"Please don't let this bookstore close! It would be a disaster. It's one of my favorite bookstores in the world."

"St. Marks is NECESSARY!!! Cooper Union shouldn't be behaving like a commercial landlord -- there's an intellectual heritage at stake."

"Find the pride to claim the St. Mark's Bookstore, a cultural and historical icon, as part of the Cooper Union community."

"Please help this great literary institution to survive. There is no other bookstore with their taste and selection. In a time when we are almost out of places in NYC to find books of the calibre St. Mark's Bookshop selects, it is an essential cultural and historical part of our city."

"one of the most important independent bookstores left in the country."

"Please, the city is slowly losing its soul.... "

If a fraction of those who signed the petition spent $25 at the bookstore this week, it would make an enormous difference to an uniquely wonderful bookstore. It is my humble observation that St. Mark's Bookshop, having been a player in the center of a thriving multi-disciplinary art scene for three decades, has fostered the creation and growth of many small presses and literary journals, and facilitated conversations and connections between many influential artists, writers, and intellectuals. Meanwhile, e-books (and their intersection with Amazon and iPad) seem to be reaching a savvy demographic of readers (many of whom have loathed the chain stores), dealing heavy blows to longtime brick and mortars just as Barnes & Noble's deep-discounts did to local indie bookstores in the 1990s.

But e-books can't be the whole demise of great bookstores, since St. Mark's is one of the many stores that sells Google e-books. Perhaps more to blame is the skyrocketing Manhattan rent that threatens to strangle all but the chain stores. When I lived in New York in the Giuliani years, rumor had it that many of the chain stores (which Mayor Rudy had courted with tax breaks), including Barnes and Noble and Nike, didn't actually make a profit on their New York stores. But they paid exorbitant prices just to maintain a high-profile, big-city "flagship" store. So if no one can actually afford their New York rent, what does that mean for the continuing culture of a great city?

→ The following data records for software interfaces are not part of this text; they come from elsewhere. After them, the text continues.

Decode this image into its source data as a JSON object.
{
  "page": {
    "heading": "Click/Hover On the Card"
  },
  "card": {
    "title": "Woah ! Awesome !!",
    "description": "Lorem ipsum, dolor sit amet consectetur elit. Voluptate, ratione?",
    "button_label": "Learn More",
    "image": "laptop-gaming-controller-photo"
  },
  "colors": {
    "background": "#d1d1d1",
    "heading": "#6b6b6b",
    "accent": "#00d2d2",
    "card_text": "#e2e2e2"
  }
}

To paraphrase a Jim Jarmusch quote from the 2010 documentary "Blank City," New York was always a trading post, but now the main trade is real estate itself.

I do think that this week in particular is an important time for indie bookstore lovers to give more than just their signature. The Village Voice reported on Monday, September 12th, that St Mark's owners are due to meet this week (Wednesday, September 14) with Cooper Union's Vice President of Finance, Adminstration, and Treasury, in order to negotiate a rent reduction--but that "the new administration has not been 'particularly sympathetic.' "

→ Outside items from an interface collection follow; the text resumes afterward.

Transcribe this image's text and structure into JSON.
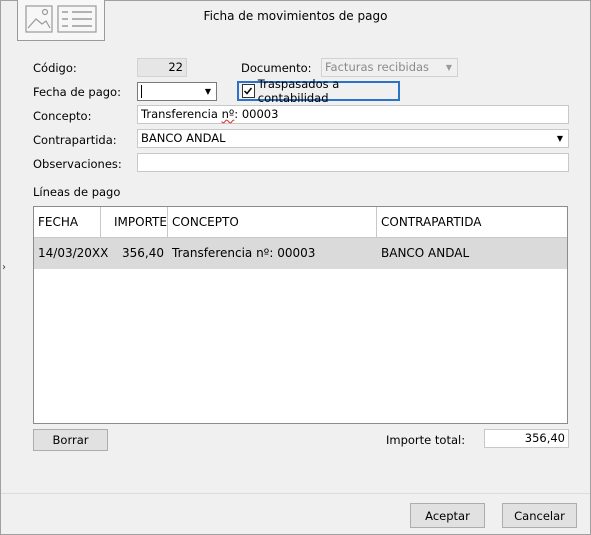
{
  "window": {
    "title": "Ficha de movimientos de pago"
  },
  "form": {
    "codigo_label": "Código:",
    "codigo_value": "22",
    "documento_label": "Documento:",
    "documento_value": "Facturas recibidas",
    "fecha_label": "Fecha de pago:",
    "fecha_value": "",
    "traspasados_label": "Traspasados a contabilidad",
    "traspasados_checked": true,
    "concepto_label": "Concepto:",
    "concepto_value_pre": "Transferencia ",
    "concepto_value_n": "nº",
    "concepto_value_post": ": 00003",
    "contrapartida_label": "Contrapartida:",
    "contrapartida_value": "BANCO ANDAL",
    "observaciones_label": "Observaciones:",
    "observaciones_value": ""
  },
  "lines": {
    "section_label": "Líneas de pago",
    "columns": [
      "FECHA",
      "IMPORTE",
      "CONCEPTO",
      "CONTRAPARTIDA"
    ],
    "rows": [
      {
        "fecha": "14/03/20XX",
        "importe": "356,40",
        "concepto": "Transferencia nº: 00003",
        "contrapartida": "BANCO ANDAL"
      }
    ]
  },
  "footer": {
    "borrar_label": "Borrar",
    "importe_total_label": "Importe total:",
    "importe_total_value": "356,40",
    "aceptar_label": "Aceptar",
    "cancelar_label": "Cancelar"
  },
  "icons": {
    "logo": "image-placeholder-icon",
    "dropdown": "triangle-down-icon",
    "row_indicator": "chevron-right-icon"
  }
}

Won't you please show your support in the form of buying a book from St. Mark's Bookshop THIS WEEK? You can browse their selection online via title, author, new arrivals, store bestsellers, autographed copies, remainders, or Google e-books:


Update: Since I posted this late yesterday afternoon, the petition signatures are up to 24,500.

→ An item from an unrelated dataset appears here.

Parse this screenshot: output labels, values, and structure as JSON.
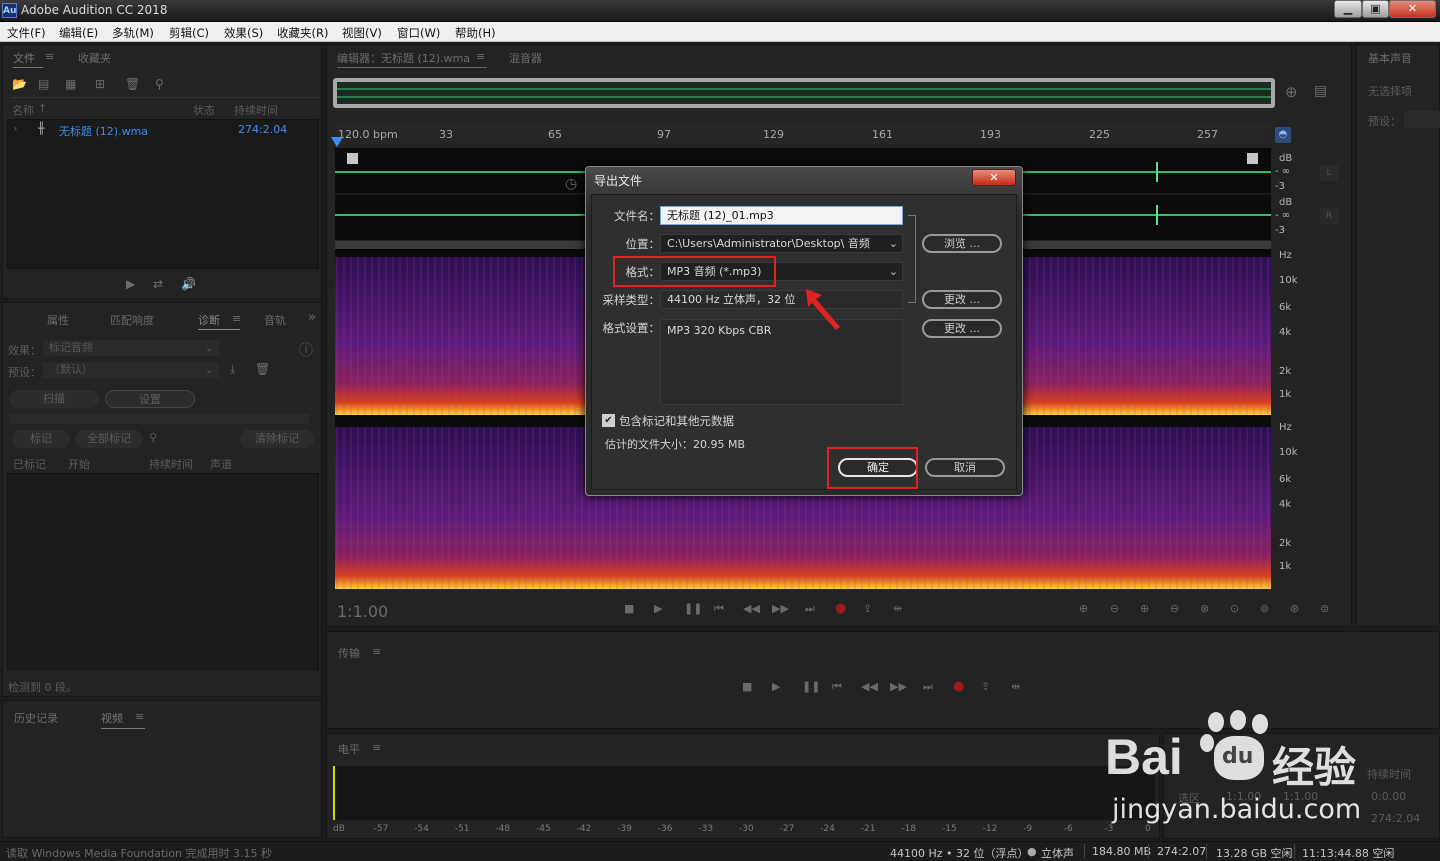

New comments on the petition:

[Dr. ____ from Berlin] "St. Mark's is the only top quality bookstore in NYC. The staggering selection, extensive and discriminatingly selected, is unparalleled - none of the big chains and none of the smaller ones (with their necessarily narrower focus) come close to this unique institution. I send all my students, colleagues, friends heading for NY to St. Mark's. Don't liquidate New York's most respectable Bookstore!"

"How is New York City going to continue to be a literary and cultural center if we lose all of our independent bookstores?"


Note: It is true that I am not only a disinterested bookstore blogger in this case; I am not unbiased. I am a former employee of St. Mark's Bookshop, with years of memories and friendships there. I am also currently writing a book about my years at the store. I should add, however, that I am not writing about my time there just to write a fun memoir about my own life; the bookstore itself was largely the inspiration. St. Mark's Bookshop is such an unique gathering place in the heart of the city of art, the city of publishing, I want to help give it its legend in print; it is certainly long overdue.